(Instructions to follow): In your answer, print each of the records below exactly.

(Available data):

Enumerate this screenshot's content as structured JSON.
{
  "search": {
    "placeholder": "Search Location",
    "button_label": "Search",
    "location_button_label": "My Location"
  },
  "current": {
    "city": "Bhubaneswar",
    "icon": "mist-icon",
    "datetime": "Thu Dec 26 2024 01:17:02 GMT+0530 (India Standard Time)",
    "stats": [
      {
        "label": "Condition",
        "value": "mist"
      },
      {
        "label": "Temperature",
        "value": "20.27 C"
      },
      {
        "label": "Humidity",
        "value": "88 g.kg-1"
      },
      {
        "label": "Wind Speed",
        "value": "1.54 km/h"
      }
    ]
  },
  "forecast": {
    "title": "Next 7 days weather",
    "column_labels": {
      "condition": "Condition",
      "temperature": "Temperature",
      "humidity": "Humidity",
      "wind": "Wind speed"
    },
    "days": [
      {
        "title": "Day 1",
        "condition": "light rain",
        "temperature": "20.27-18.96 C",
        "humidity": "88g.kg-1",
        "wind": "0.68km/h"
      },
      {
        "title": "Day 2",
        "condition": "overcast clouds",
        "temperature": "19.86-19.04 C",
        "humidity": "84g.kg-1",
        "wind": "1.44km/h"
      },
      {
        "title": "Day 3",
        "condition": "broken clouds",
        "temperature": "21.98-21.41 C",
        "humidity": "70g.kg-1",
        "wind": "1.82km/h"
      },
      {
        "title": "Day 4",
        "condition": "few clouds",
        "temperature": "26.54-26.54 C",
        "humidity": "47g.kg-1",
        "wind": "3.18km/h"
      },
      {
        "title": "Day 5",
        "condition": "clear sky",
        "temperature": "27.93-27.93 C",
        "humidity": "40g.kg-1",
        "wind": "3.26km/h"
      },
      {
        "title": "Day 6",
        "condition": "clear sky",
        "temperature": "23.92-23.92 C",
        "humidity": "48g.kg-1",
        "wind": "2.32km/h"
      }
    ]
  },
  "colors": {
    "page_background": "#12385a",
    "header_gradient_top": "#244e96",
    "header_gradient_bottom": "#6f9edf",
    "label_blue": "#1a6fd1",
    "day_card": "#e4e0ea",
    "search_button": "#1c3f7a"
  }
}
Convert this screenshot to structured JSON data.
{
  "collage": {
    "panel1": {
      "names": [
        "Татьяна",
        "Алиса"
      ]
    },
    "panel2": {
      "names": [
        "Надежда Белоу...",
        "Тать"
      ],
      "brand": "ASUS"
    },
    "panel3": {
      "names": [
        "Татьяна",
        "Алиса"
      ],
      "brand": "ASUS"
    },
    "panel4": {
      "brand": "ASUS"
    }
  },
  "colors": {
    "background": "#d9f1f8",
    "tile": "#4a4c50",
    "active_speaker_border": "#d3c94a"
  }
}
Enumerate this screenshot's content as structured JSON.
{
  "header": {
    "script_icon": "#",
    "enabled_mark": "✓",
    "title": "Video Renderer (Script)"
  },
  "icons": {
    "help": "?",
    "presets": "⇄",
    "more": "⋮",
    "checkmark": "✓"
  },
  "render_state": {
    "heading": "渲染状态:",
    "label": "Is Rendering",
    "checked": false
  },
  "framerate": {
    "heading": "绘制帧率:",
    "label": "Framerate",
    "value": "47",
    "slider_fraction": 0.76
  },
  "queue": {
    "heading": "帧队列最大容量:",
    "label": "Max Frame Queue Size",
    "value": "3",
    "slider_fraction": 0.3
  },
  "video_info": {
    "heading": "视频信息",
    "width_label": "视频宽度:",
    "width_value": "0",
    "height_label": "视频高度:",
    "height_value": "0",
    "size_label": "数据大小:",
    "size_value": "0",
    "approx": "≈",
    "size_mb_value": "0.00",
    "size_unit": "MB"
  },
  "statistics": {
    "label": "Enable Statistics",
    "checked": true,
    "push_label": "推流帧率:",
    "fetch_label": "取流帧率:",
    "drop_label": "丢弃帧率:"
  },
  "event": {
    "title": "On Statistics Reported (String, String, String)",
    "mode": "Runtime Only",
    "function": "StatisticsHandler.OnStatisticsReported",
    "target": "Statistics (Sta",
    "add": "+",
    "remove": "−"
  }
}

(Reply to the task):
Enumerate this screenshot's content as structured JSON.
{
  "search": {
    "placeholder": "Search Location",
    "button_label": "Search",
    "location_button_label": "My Location"
  },
  "current": {
    "city": "Bhubaneswar",
    "icon": "mist-icon",
    "datetime": "Thu Dec 26 2024 01:17:02 GMT+0530 (India Standard Time)",
    "stats": [
      {
        "label": "Condition",
        "value": "mist"
      },
      {
        "label": "Temperature",
        "value": "20.27 C"
      },
      {
        "label": "Humidity",
        "value": "88 g.kg-1"
      },
      {
        "label": "Wind Speed",
        "value": "1.54 km/h"
      }
    ]
  },
  "forecast": {
    "title": "Next 7 days weather",
    "column_labels": {
      "condition": "Condition",
      "temperature": "Temperature",
      "humidity": "Humidity",
      "wind": "Wind speed"
    },
    "days": [
      {
        "title": "Day 1",
        "condition": "light rain",
        "temperature": "20.27-18.96 C",
        "humidity": "88g.kg-1",
        "wind": "0.68km/h"
      },
      {
        "title": "Day 2",
        "condition": "overcast clouds",
        "temperature": "19.86-19.04 C",
        "humidity": "84g.kg-1",
        "wind": "1.44km/h"
      },
      {
        "title": "Day 3",
        "condition": "broken clouds",
        "temperature": "21.98-21.41 C",
        "humidity": "70g.kg-1",
        "wind": "1.82km/h"
      },
      {
        "title": "Day 4",
        "condition": "few clouds",
        "temperature": "26.54-26.54 C",
        "humidity": "47g.kg-1",
        "wind": "3.18km/h"
      },
      {
        "title": "Day 5",
        "condition": "clear sky",
        "temperature": "27.93-27.93 C",
        "humidity": "40g.kg-1",
        "wind": "3.26km/h"
      },
      {
        "title": "Day 6",
        "condition": "clear sky",
        "temperature": "23.92-23.92 C",
        "humidity": "48g.kg-1",
        "wind": "2.32km/h"
      }
    ]
  },
  "colors": {
    "page_background": "#12385a",
    "header_gradient_top": "#244e96",
    "header_gradient_bottom": "#6f9edf",
    "label_blue": "#1a6fd1",
    "day_card": "#e4e0ea",
    "search_button": "#1c3f7a"
  }
}
Convert this screenshot to structured JSON data.
{
  "collage": {
    "panel1": {
      "names": [
        "Татьяна",
        "Алиса"
      ]
    },
    "panel2": {
      "names": [
        "Надежда Белоу...",
        "Тать"
      ],
      "brand": "ASUS"
    },
    "panel3": {
      "names": [
        "Татьяна",
        "Алиса"
      ],
      "brand": "ASUS"
    },
    "panel4": {
      "brand": "ASUS"
    }
  },
  "colors": {
    "background": "#d9f1f8",
    "tile": "#4a4c50",
    "active_speaker_border": "#d3c94a"
  }
}
Enumerate this screenshot's content as structured JSON.
{
  "header": {
    "script_icon": "#",
    "enabled_mark": "✓",
    "title": "Video Renderer (Script)"
  },
  "icons": {
    "help": "?",
    "presets": "⇄",
    "more": "⋮",
    "checkmark": "✓"
  },
  "render_state": {
    "heading": "渲染状态:",
    "label": "Is Rendering",
    "checked": false
  },
  "framerate": {
    "heading": "绘制帧率:",
    "label": "Framerate",
    "value": "47",
    "slider_fraction": 0.76
  },
  "queue": {
    "heading": "帧队列最大容量:",
    "label": "Max Frame Queue Size",
    "value": "3",
    "slider_fraction": 0.3
  },
  "video_info": {
    "heading": "视频信息",
    "width_label": "视频宽度:",
    "width_value": "0",
    "height_label": "视频高度:",
    "height_value": "0",
    "size_label": "数据大小:",
    "size_value": "0",
    "approx": "≈",
    "size_mb_value": "0.00",
    "size_unit": "MB"
  },
  "statistics": {
    "label": "Enable Statistics",
    "checked": true,
    "push_label": "推流帧率:",
    "fetch_label": "取流帧率:",
    "drop_label": "丢弃帧率:"
  },
  "event": {
    "title": "On Statistics Reported (String, String, String)",
    "mode": "Runtime Only",
    "function": "StatisticsHandler.OnStatisticsReported",
    "target": "Statistics (Sta",
    "add": "+",
    "remove": "−"
  }
}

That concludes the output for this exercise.